# Your objective:
Filter the material below so that only lines containing "Directions" remain.

# Records for this task:
******
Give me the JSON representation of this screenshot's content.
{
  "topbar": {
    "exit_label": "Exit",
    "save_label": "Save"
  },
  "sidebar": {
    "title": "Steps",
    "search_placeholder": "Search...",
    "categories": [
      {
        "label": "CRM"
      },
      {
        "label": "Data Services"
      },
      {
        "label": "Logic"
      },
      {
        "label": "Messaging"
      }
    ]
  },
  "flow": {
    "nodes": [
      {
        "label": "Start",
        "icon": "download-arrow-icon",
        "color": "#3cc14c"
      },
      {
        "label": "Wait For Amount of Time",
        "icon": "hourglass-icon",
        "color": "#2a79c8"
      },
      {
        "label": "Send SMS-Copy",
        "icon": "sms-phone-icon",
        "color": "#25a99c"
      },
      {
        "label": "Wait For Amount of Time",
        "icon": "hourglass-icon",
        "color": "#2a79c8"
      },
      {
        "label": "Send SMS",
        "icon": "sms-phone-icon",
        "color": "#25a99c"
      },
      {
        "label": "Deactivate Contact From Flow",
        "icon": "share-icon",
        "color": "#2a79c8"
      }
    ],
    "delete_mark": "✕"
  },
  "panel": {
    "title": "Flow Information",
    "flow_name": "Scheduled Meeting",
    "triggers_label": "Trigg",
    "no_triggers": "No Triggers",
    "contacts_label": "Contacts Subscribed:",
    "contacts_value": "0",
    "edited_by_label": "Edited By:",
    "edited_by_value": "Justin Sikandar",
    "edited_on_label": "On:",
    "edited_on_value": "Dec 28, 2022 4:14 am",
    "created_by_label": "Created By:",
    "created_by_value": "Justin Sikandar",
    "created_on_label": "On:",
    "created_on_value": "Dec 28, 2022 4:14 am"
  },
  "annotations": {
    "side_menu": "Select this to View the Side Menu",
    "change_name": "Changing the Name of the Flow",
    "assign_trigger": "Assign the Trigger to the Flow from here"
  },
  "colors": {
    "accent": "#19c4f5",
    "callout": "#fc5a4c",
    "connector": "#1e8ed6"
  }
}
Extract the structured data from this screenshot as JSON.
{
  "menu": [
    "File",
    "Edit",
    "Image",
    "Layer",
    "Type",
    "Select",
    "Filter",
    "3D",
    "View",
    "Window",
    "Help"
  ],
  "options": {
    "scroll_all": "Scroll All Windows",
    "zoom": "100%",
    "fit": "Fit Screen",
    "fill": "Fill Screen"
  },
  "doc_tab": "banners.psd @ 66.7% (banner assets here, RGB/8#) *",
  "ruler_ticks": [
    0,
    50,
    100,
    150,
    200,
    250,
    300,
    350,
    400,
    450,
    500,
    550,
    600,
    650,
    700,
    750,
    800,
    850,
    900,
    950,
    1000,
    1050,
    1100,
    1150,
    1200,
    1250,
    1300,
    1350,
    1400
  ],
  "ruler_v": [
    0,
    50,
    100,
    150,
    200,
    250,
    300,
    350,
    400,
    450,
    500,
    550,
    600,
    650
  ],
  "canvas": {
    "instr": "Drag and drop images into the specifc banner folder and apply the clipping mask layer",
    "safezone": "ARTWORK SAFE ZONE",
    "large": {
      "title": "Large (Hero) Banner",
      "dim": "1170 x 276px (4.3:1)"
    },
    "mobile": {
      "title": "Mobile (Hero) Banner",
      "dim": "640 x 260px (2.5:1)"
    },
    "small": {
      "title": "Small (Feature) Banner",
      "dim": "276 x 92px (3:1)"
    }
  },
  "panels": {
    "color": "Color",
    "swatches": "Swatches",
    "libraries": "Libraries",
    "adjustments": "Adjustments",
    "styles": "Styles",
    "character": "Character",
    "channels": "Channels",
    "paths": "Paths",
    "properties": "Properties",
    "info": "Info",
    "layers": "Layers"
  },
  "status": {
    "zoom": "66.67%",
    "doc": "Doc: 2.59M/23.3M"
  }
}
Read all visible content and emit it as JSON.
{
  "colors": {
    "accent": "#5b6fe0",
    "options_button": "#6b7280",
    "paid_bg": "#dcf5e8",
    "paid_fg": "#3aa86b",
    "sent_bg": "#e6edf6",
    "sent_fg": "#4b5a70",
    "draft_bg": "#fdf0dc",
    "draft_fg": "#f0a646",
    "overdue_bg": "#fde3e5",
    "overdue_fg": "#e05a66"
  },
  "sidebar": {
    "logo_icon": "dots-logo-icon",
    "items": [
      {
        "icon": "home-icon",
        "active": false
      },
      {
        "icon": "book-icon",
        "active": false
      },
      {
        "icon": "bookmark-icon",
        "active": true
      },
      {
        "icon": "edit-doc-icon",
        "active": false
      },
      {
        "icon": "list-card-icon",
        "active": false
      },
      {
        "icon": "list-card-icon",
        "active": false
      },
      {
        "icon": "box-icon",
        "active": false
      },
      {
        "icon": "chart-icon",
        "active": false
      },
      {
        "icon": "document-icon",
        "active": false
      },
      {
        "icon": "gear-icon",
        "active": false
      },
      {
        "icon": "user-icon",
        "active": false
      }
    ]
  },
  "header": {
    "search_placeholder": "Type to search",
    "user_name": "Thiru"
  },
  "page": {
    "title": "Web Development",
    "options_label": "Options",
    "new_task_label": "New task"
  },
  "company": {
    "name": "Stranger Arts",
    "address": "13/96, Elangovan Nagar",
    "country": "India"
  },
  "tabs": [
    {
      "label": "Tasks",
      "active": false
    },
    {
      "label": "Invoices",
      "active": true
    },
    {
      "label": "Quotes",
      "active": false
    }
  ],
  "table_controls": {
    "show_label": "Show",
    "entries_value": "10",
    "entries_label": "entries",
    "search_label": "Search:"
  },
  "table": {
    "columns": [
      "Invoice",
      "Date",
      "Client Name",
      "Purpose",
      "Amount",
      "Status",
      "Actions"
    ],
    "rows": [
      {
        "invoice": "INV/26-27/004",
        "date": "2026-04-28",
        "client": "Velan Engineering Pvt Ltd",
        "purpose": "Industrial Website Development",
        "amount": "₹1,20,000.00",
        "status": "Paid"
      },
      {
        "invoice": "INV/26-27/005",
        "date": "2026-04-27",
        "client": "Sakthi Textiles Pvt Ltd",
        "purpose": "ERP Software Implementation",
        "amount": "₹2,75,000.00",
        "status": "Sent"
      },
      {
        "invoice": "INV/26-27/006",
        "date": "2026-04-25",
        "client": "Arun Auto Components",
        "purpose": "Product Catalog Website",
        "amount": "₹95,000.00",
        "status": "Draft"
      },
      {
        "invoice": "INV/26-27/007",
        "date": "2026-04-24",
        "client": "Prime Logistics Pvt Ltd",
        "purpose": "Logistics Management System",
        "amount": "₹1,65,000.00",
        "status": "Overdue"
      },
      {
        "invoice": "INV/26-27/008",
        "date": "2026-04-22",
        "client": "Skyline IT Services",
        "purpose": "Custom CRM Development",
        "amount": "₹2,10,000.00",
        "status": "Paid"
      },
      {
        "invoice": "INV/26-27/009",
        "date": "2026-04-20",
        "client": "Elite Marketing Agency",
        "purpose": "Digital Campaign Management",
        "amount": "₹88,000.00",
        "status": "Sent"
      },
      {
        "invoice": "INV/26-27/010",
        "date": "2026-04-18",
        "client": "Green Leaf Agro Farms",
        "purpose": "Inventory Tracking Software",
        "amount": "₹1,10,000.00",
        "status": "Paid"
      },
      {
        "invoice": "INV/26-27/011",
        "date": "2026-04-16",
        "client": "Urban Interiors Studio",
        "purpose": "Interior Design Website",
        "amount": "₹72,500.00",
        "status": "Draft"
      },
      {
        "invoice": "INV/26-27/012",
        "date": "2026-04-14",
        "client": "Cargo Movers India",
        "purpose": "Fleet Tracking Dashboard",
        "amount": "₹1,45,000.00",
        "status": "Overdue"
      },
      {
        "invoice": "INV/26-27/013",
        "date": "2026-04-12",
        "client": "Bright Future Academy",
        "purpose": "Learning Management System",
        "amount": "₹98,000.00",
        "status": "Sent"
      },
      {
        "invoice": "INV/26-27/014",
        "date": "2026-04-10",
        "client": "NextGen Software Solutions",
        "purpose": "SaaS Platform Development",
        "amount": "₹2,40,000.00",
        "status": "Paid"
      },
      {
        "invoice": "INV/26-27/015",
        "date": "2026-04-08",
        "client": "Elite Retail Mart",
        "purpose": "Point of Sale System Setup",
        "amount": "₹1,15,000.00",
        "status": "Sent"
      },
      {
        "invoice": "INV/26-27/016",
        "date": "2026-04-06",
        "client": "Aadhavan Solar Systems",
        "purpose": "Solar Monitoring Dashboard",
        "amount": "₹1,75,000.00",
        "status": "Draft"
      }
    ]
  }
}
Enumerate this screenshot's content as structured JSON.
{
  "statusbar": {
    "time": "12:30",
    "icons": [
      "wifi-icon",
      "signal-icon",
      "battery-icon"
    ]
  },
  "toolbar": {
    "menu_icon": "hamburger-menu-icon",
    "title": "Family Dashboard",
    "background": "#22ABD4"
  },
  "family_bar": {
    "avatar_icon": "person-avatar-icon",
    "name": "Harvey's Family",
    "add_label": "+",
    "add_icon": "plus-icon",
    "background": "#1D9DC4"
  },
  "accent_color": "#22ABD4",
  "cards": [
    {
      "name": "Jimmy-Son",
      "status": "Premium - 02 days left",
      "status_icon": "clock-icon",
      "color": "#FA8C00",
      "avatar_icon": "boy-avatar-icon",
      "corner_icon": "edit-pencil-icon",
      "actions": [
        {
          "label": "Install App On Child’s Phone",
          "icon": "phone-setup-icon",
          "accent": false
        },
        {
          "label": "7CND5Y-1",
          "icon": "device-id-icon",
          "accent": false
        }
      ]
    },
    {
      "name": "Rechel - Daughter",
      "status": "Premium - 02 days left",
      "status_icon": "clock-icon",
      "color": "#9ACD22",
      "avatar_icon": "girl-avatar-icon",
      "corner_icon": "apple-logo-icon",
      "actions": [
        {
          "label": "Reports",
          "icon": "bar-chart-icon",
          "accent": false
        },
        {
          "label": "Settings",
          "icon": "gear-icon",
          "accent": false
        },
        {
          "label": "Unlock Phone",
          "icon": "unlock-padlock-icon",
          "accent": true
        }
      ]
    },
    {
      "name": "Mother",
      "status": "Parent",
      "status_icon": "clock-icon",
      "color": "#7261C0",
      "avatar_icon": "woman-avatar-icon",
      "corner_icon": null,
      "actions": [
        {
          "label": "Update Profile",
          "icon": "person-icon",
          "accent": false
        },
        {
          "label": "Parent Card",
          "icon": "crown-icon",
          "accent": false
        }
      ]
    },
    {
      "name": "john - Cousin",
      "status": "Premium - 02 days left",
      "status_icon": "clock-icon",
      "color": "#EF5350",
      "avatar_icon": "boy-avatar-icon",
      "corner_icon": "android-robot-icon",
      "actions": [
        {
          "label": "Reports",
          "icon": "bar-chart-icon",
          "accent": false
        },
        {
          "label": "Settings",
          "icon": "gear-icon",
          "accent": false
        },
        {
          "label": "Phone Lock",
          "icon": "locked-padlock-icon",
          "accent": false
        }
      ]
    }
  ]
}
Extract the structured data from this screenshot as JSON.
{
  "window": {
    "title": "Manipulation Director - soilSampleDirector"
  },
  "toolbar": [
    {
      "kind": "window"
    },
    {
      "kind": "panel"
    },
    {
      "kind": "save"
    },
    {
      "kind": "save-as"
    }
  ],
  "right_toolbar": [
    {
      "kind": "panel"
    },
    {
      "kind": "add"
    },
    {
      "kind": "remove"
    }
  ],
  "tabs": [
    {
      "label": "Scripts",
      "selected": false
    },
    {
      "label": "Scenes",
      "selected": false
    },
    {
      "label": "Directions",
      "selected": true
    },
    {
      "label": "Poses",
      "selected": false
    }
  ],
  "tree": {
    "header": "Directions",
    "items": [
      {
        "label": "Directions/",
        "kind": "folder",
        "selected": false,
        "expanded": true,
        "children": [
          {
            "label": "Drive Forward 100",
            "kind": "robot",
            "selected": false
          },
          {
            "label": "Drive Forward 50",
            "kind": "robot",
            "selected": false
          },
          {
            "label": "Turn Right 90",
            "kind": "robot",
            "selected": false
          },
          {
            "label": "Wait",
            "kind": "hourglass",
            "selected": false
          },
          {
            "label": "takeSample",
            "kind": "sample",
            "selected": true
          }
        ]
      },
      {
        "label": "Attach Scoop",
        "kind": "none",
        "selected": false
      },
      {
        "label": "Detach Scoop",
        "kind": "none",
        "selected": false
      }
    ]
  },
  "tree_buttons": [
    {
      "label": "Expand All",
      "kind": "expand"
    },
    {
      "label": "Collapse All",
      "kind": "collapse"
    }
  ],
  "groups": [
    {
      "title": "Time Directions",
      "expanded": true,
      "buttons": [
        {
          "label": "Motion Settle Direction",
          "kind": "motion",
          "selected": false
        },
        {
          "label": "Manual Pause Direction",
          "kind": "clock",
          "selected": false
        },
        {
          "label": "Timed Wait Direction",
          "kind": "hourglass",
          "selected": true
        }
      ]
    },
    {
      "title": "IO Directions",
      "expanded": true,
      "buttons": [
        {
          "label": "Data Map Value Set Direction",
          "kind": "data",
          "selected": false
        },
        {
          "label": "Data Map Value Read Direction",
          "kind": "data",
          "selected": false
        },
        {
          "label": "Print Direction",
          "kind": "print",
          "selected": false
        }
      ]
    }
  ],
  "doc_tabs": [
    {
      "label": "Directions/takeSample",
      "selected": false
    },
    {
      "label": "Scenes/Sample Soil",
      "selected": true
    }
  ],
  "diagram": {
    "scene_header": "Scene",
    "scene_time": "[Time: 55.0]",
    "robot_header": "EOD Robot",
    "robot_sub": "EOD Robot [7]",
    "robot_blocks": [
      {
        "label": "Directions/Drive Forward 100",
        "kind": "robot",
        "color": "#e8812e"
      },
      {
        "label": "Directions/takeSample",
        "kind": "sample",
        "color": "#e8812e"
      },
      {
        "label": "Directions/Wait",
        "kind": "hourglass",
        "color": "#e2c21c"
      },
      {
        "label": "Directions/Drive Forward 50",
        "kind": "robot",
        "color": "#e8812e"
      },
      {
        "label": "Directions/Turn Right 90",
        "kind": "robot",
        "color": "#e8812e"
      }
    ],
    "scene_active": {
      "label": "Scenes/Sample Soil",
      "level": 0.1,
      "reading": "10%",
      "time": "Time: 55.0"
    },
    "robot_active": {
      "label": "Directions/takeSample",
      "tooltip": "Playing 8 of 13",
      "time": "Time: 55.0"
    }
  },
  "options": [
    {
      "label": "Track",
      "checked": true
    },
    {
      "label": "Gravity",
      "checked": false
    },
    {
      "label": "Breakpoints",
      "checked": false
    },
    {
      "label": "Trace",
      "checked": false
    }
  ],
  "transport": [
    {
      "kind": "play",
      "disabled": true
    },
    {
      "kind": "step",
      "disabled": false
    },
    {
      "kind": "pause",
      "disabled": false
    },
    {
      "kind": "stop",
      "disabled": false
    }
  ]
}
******
# Expected answer:
      "label": "Directions",
    "header": "Directions",
        "label": "Directions/",
      "title": "Time Directions",
      "title": "IO Directions",
      "label": "Directions/takeSample",
        "label": "Directions/Drive Forward 100",
        "label": "Directions/takeSample",
        "label": "Directions/Wait",
        "label": "Directions/Drive Forward 50",
        "label": "Directions/Turn Right 90",
      "label": "Directions/takeSample",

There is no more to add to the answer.